OSHA generally requires most employers to keep records of certain work-related injuries and illnesses in OSHA 300 and OSHA 300A forms. Employers must submit these logs to OSHA periodically and upon request.

The recent guidance on adverse vaccine reactions states that when employers require employers to be vaccinated, such adverse reactions are considered “work-related” for the purposes of OSHA recordkeeping requirements. Thus, employers who require employees to vaccinate must record any adverse vaccine reactions they learn the employee experienced if the reaction meets one of the standard criteria that triggers an obligation to record under 29 CFR 1904.7 (i.e., the employee: missed days away from work, required medical treatment beyond first aid, had his or her work restricted or was transferred to another job, experienced a loss of consciousness, or died).

Importantly, the guidance also clarifies that, at this time, OSHA is exercising its discretion not to require employers to record adverse vaccine reactions if the employer recommends but does not require vaccination. OSHA will consider the vaccine to be required if employees would suffer repercussions (such as affecting an employee’s performance rating or professional advancement) due to their choice to not receive the vaccine.

For more information about OSHA requirements or other issues relating to the COVID-19 vaccine, please contact one of the authors of this article or the Hogan Lovells lawyer with whom you work.

*An author of this post, Heather McAdams, is a Law Clerk in the New York Office.

Last year, we discussed several major changes made to Virginia employment laws that provided new protections and rights to employees. Once again, another significant change will occur on July 1, 2021 when Virginia’s new Overtime Wage Act (HB 2063) takes effect. In large part, this new law follows the federal Fair Labor Standards Act (FLSA)’s overtime protections by requiring employers to pay time and half of the employee’s regular rate of pay to employees who work in excess of 40 hours in a workweek. However, in several key ways, the new Virginia law will expand Virginia employers’ potential exposure with respect to wage and hour claims. Continue Reading Virginia’s new Overtime Wage Act increases potential exposure to Virginia employers for wage and hour claims

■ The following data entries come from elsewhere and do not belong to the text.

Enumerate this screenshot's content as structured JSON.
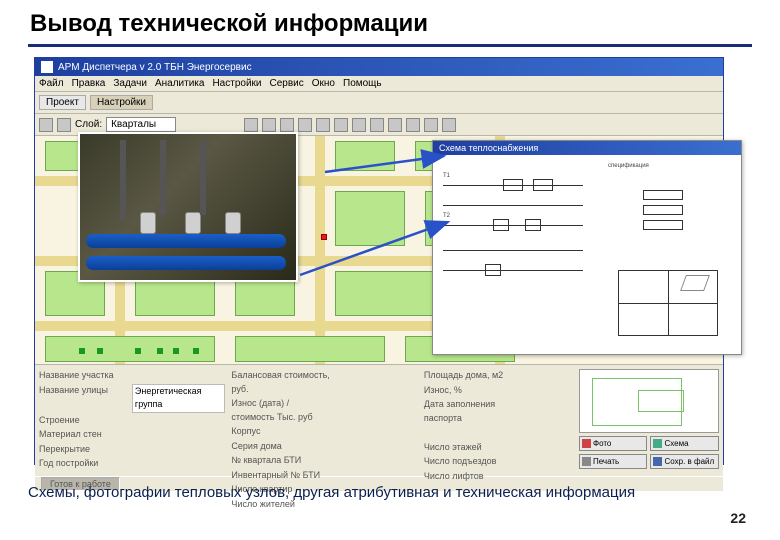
{
  "slide": {
    "title": "Вывод технической информации",
    "caption": "Схемы, фотографии тепловых узлов, другая атрибутивная и техническая информация",
    "page": "22"
  },
  "app": {
    "title": "АРМ Диспетчера v 2.0 ТБН Энергосервис",
    "menu": [
      "Файл",
      "Правка",
      "Задачи",
      "Аналитика",
      "Настройки",
      "Сервис",
      "Окно",
      "Помощь"
    ],
    "toolbar1": {
      "project_btn": "Проект",
      "settings_btn": "Настройки",
      "layer_label": "Слой:",
      "layer_value": "Кварталы"
    },
    "status": "Готов к работе"
  },
  "attrs": {
    "col1": [
      {
        "label": "Название участка",
        "val": ""
      },
      {
        "label": "Название улицы",
        "val": ""
      },
      {
        "label": "Строение",
        "val": ""
      },
      {
        "label": "Материал стен",
        "val": ""
      },
      {
        "label": "Перекрытие",
        "val": ""
      },
      {
        "label": "Год постройки",
        "val": ""
      }
    ],
    "col1b": "Энергетическая группа",
    "col2": [
      {
        "label": "Балансовая стоимость, руб.",
        "val": ""
      },
      {
        "label": "Износ (дата) / стоимость Тыс. руб",
        "val": ""
      },
      {
        "label": "Корпус",
        "val": ""
      },
      {
        "label": "Серия дома",
        "val": ""
      },
      {
        "label": "№ квартала БТИ",
        "val": ""
      },
      {
        "label": "Инвентарный № БТИ",
        "val": ""
      },
      {
        "label": "Число квартир",
        "val": ""
      },
      {
        "label": "Число жителей",
        "val": ""
      }
    ],
    "col3": [
      {
        "label": "Площадь дома, м2",
        "val": ""
      },
      {
        "label": "Износ, %",
        "val": ""
      },
      {
        "label": "Дата заполнения паспорта",
        "val": ""
      },
      {
        "label": "Число этажей",
        "val": ""
      },
      {
        "label": "Число подъездов",
        "val": ""
      },
      {
        "label": "Число лифтов",
        "val": ""
      }
    ],
    "buttons": {
      "photo": "Фото",
      "scheme": "Схема",
      "print": "Печать",
      "save": "Сохр. в файл"
    }
  },
  "diagram": {
    "title": "Схема теплоснабжения"
  }
}
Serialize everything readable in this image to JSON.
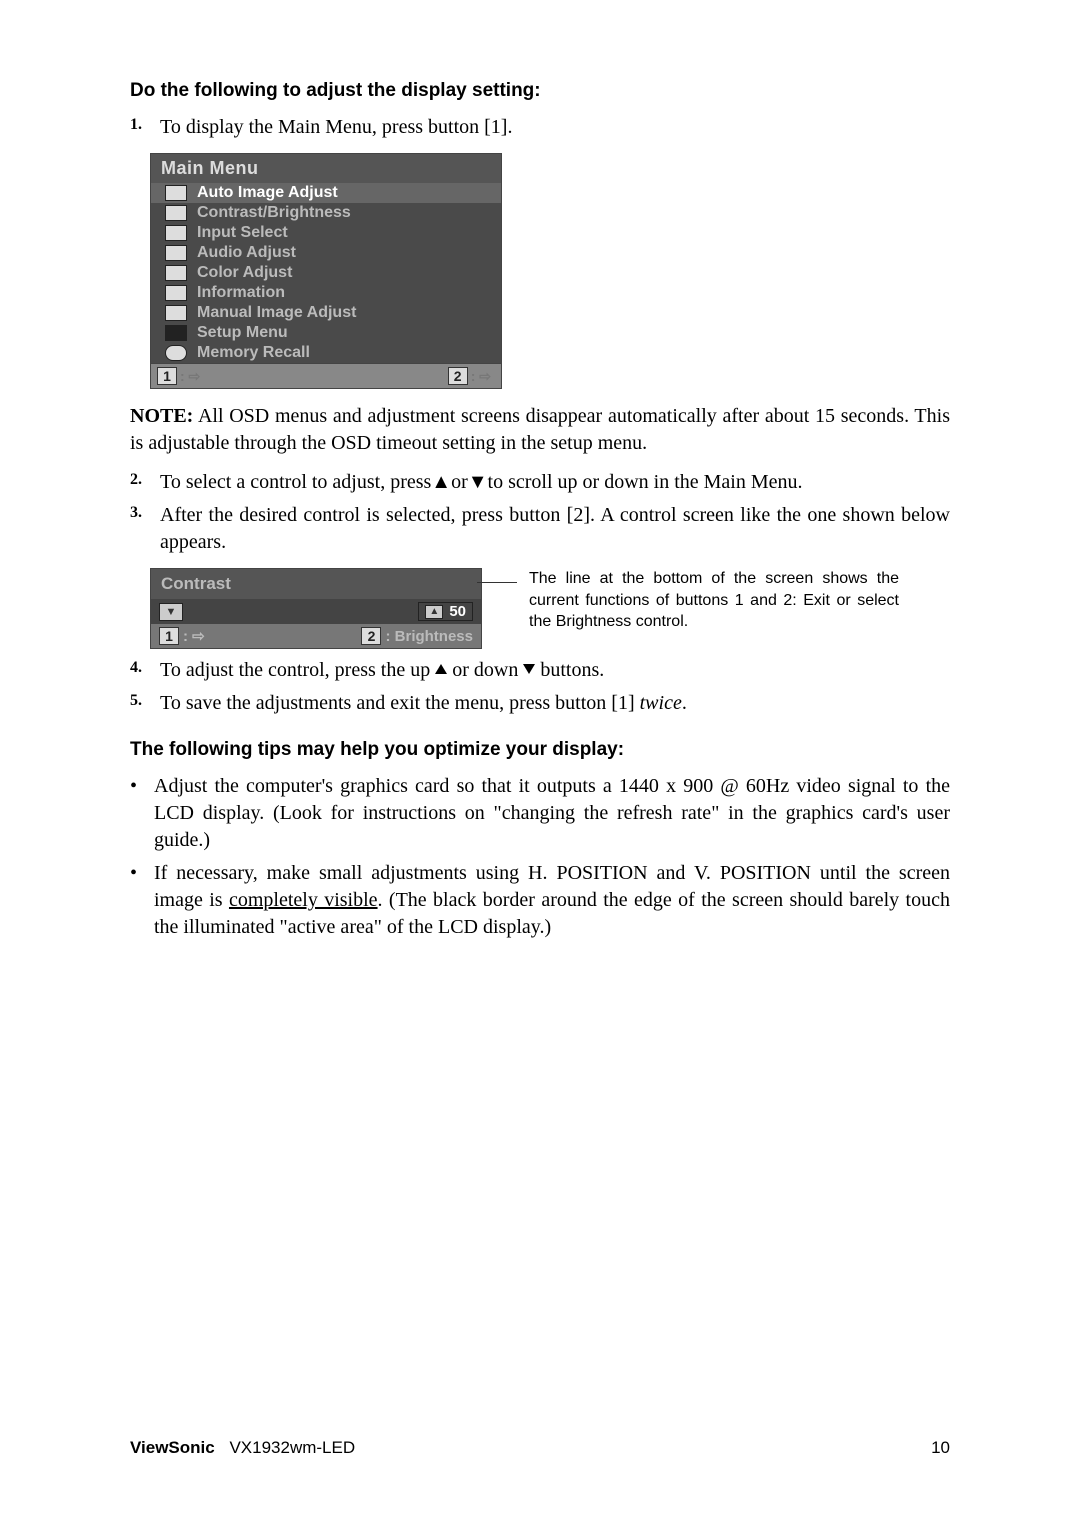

If your company has even one employee in Colorado, as of January 1, 2021, Colorado’s Equal Pay for Equal Work Act (EPEW) requires employers to notify employees within Colorado of all job postings and promotional opportunities, including those outside of Colorado. In some circumstances, the EPEW requires employers to provide compensation information relating to those postings and promotional opportunities. The law also imposes other requirements that are outlined briefly below.

Continue Reading Colorado employers – are you providing required notices to your employees of all job postings and promotional opportunities?

On April 6, 2021, the U.S. Department of Labor Secretary Marty Walsh placed a “hold” on the implementation of a potential U.S. Occupational Safety and Health (OSHA) COVID-19 Emergency Temporary Standard (ETS), which would set a national COVID-19 safety standard for OSHA-covered employers throughout the United States. While President Biden’s inauguration day Executive Order directed OSHA to focus its enforcement on COVID-19 efforts and set a March 15 deadline for determining whether an ETS was necessary and issuing it, Secretary Walsh stated that any ETS needs to “reflect the latest scientific analysis of the state of the disease” and is delaying its implementation until such scientific review is completed. At this time there isn’t any more information regarding how long the review period will last, and we don’t yet know when (if?) an ETS will ultimately be issued. That said, Walsh ordered a “rapid update based on [CDC] analysis and latest information regarding the state of vaccinations and the variants” stating that it would hopefully be turned over to the “next level” (presumably the White House’s Office of Information and Regulatory Affairs for review) “very soon.”  We will keep you updated as more information becomes available.

For more information on the recent OSHA National Emphasis Program (NEP), and immediate actions that OSHA-covered employers should take in light of the NEP, see our recent blog post.